WORK INSTRUCTION
Return the whole listing, line for line, without the pictures in it.

GIVEN INFORMATION
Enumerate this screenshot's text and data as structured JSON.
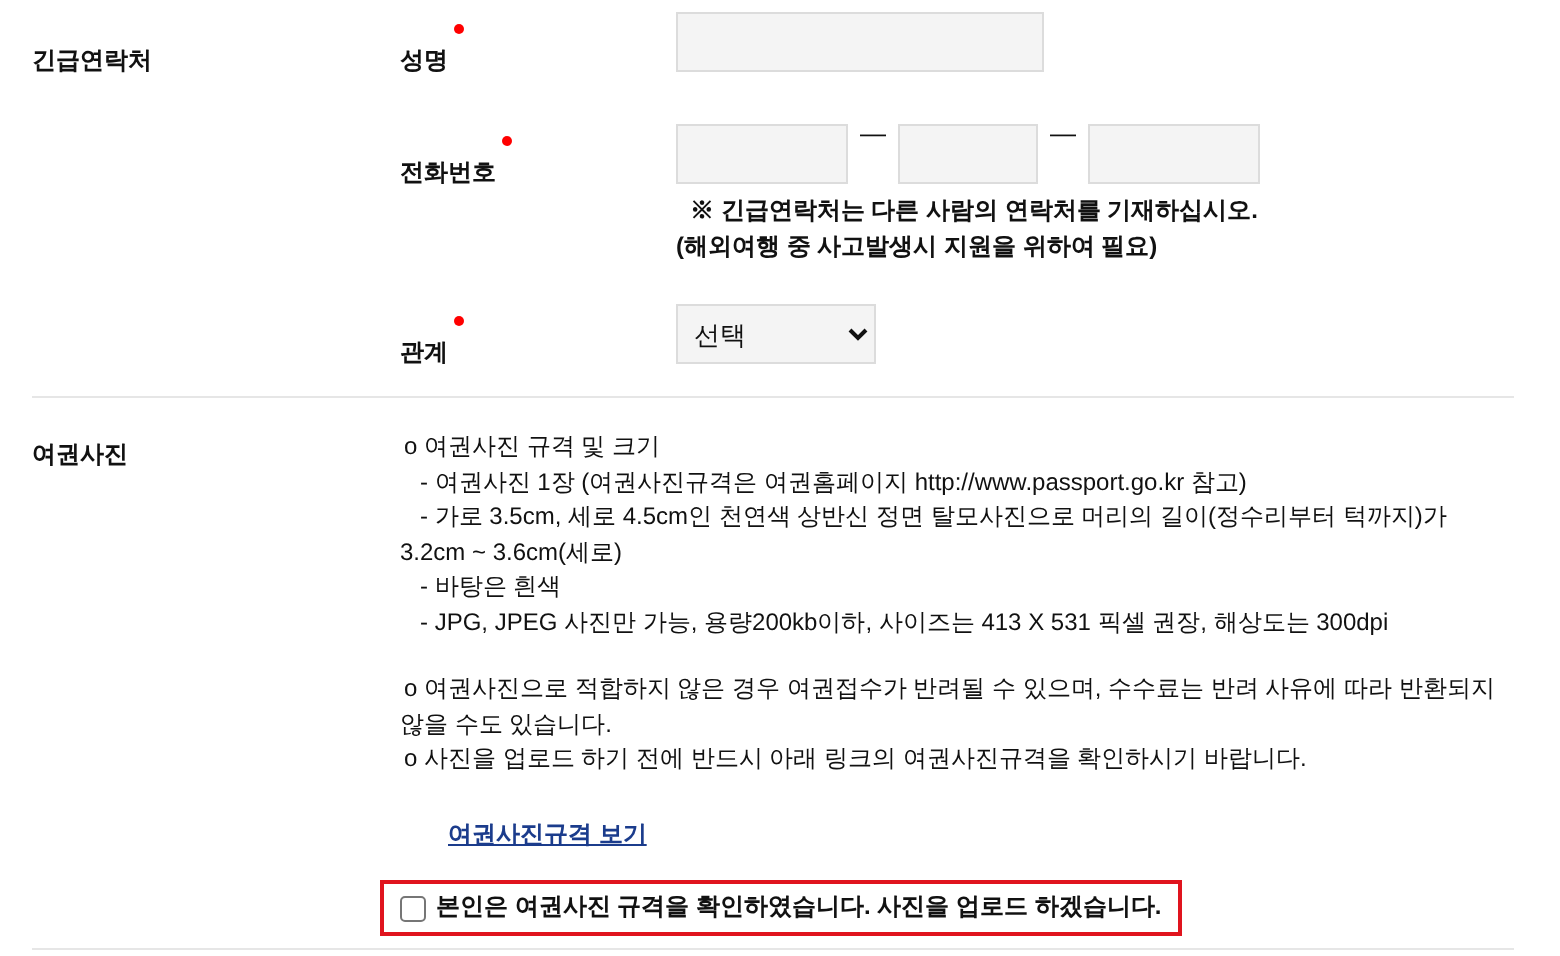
{
  "sections": [
    {
      "label": "긴급연락처",
      "fields": [
        {
          "label": "성명",
          "required": true,
          "kind": "text"
        },
        {
          "label": "전화번호",
          "required": true,
          "kind": "phone",
          "separators": [
            "—",
            "—"
          ],
          "notes": [
            "※ 긴급연락처는 다른 사람의 연락처를 기재하십시오.",
            "(해외여행 중 사고발생시 지원을 위하여 필요)"
          ]
        },
        {
          "label": "관계",
          "required": true,
          "kind": "select",
          "value": "선택"
        }
      ]
    },
    {
      "label": "여권사진",
      "blocks": [
        [
          {
            "kind": "bullet",
            "text": "o  여권사진 규격 및 크기"
          },
          {
            "kind": "dash",
            "text": "- 여권사진 1장 (여권사진규격은 여권홈페이지 http://www.passport.go.kr 참고)"
          },
          {
            "kind": "dash",
            "text": "- 가로 3.5cm, 세로 4.5cm인 천연색 상반신 정면 탈모사진으로 머리의 길이(정수리부터 턱까지)가 3.2cm ~ 3.6cm(세로)"
          },
          {
            "kind": "dash",
            "text": "- 바탕은 흰색"
          },
          {
            "kind": "dash",
            "text": "- JPG, JPEG 사진만 가능, 용량200kb이하, 사이즈는 413 X 531 픽셀 권장, 해상도는 300dpi"
          }
        ],
        [
          {
            "kind": "bullet",
            "text": "o  여권사진으로 적합하지 않은 경우 여권접수가 반려될 수 있으며, 수수료는 반려 사유에 따라 반환되지 않을 수도 있습니다."
          },
          {
            "kind": "bullet",
            "text": "o  사진을 업로드 하기 전에 반드시 아래 링크의 여권사진규격을 확인하시기 바랍니다."
          }
        ]
      ],
      "link": "여권사진규격 보기",
      "consent": {
        "label": "본인은 여권사진 규격을 확인하였습니다. 사진을 업로드 하겠습니다.",
        "checked": false
      }
    }
  ]
}
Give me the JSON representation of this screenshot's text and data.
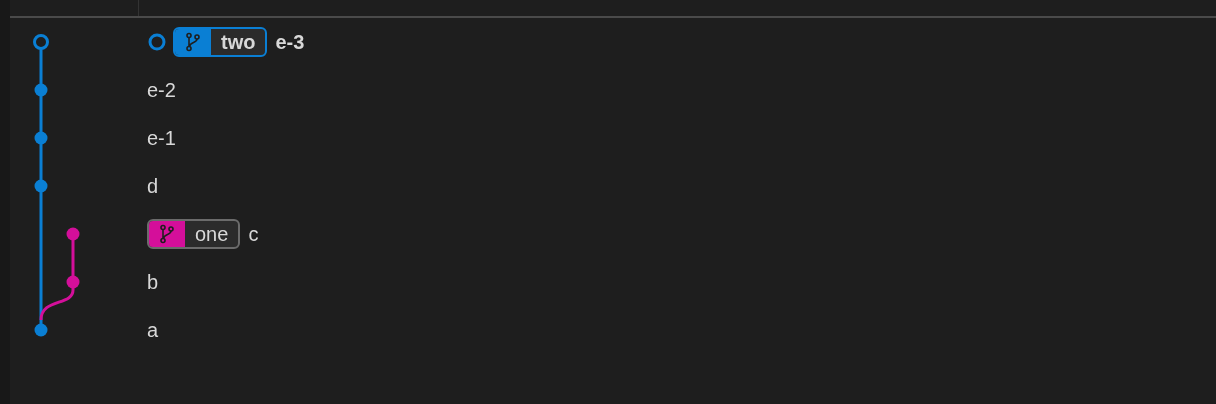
{
  "commits": [
    {
      "message": "e-3",
      "kind": "main",
      "color": "#0a7fd4",
      "head": true,
      "branch": {
        "name": "two",
        "color": "#0a7fd4",
        "current": true
      }
    },
    {
      "message": "e-2",
      "kind": "main",
      "color": "#0a7fd4",
      "head": false
    },
    {
      "message": "e-1",
      "kind": "main",
      "color": "#0a7fd4",
      "head": false
    },
    {
      "message": "d",
      "kind": "main",
      "color": "#0a7fd4",
      "head": false
    },
    {
      "message": "c",
      "kind": "side",
      "color": "#d40f9a",
      "head": false,
      "branch": {
        "name": "one",
        "color": "#d40f9a",
        "current": false
      }
    },
    {
      "message": "b",
      "kind": "side",
      "color": "#d40f9a",
      "head": false
    },
    {
      "message": "a",
      "kind": "main",
      "color": "#0a7fd4",
      "head": false
    }
  ]
}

WRITTEN SOLUTION
Enumerate this screenshot's text and data as structured JSON.
{
  "sections": [
    {
      "label": "긴급연락처",
      "fields": [
        {
          "label": "성명",
          "required": true,
          "kind": "text"
        },
        {
          "label": "전화번호",
          "required": true,
          "kind": "phone",
          "separators": [
            "—",
            "—"
          ],
          "notes": [
            "※ 긴급연락처는 다른 사람의 연락처를 기재하십시오.",
            "(해외여행 중 사고발생시 지원을 위하여 필요)"
          ]
        },
        {
          "label": "관계",
          "required": true,
          "kind": "select",
          "value": "선택"
        }
      ]
    },
    {
      "label": "여권사진",
      "blocks": [
        [
          {
            "kind": "bullet",
            "text": "o  여권사진 규격 및 크기"
          },
          {
            "kind": "dash",
            "text": "- 여권사진 1장 (여권사진규격은 여권홈페이지 http://www.passport.go.kr 참고)"
          },
          {
            "kind": "dash",
            "text": "- 가로 3.5cm, 세로 4.5cm인 천연색 상반신 정면 탈모사진으로 머리의 길이(정수리부터 턱까지)가 3.2cm ~ 3.6cm(세로)"
          },
          {
            "kind": "dash",
            "text": "- 바탕은 흰색"
          },
          {
            "kind": "dash",
            "text": "- JPG, JPEG 사진만 가능, 용량200kb이하, 사이즈는 413 X 531 픽셀 권장, 해상도는 300dpi"
          }
        ],
        [
          {
            "kind": "bullet",
            "text": "o  여권사진으로 적합하지 않은 경우 여권접수가 반려될 수 있으며, 수수료는 반려 사유에 따라 반환되지 않을 수도 있습니다."
          },
          {
            "kind": "bullet",
            "text": "o  사진을 업로드 하기 전에 반드시 아래 링크의 여권사진규격을 확인하시기 바랍니다."
          }
        ]
      ],
      "link": "여권사진규격 보기",
      "consent": {
        "label": "본인은 여권사진 규격을 확인하였습니다. 사진을 업로드 하겠습니다.",
        "checked": false
      }
    }
  ]
}
Give me the JSON representation of this screenshot's text and data.
{
  "commits": [
    {
      "message": "e-3",
      "kind": "main",
      "color": "#0a7fd4",
      "head": true,
      "branch": {
        "name": "two",
        "color": "#0a7fd4",
        "current": true
      }
    },
    {
      "message": "e-2",
      "kind": "main",
      "color": "#0a7fd4",
      "head": false
    },
    {
      "message": "e-1",
      "kind": "main",
      "color": "#0a7fd4",
      "head": false
    },
    {
      "message": "d",
      "kind": "main",
      "color": "#0a7fd4",
      "head": false
    },
    {
      "message": "c",
      "kind": "side",
      "color": "#d40f9a",
      "head": false,
      "branch": {
        "name": "one",
        "color": "#d40f9a",
        "current": false
      }
    },
    {
      "message": "b",
      "kind": "side",
      "color": "#d40f9a",
      "head": false
    },
    {
      "message": "a",
      "kind": "main",
      "color": "#0a7fd4",
      "head": false
    }
  ]
}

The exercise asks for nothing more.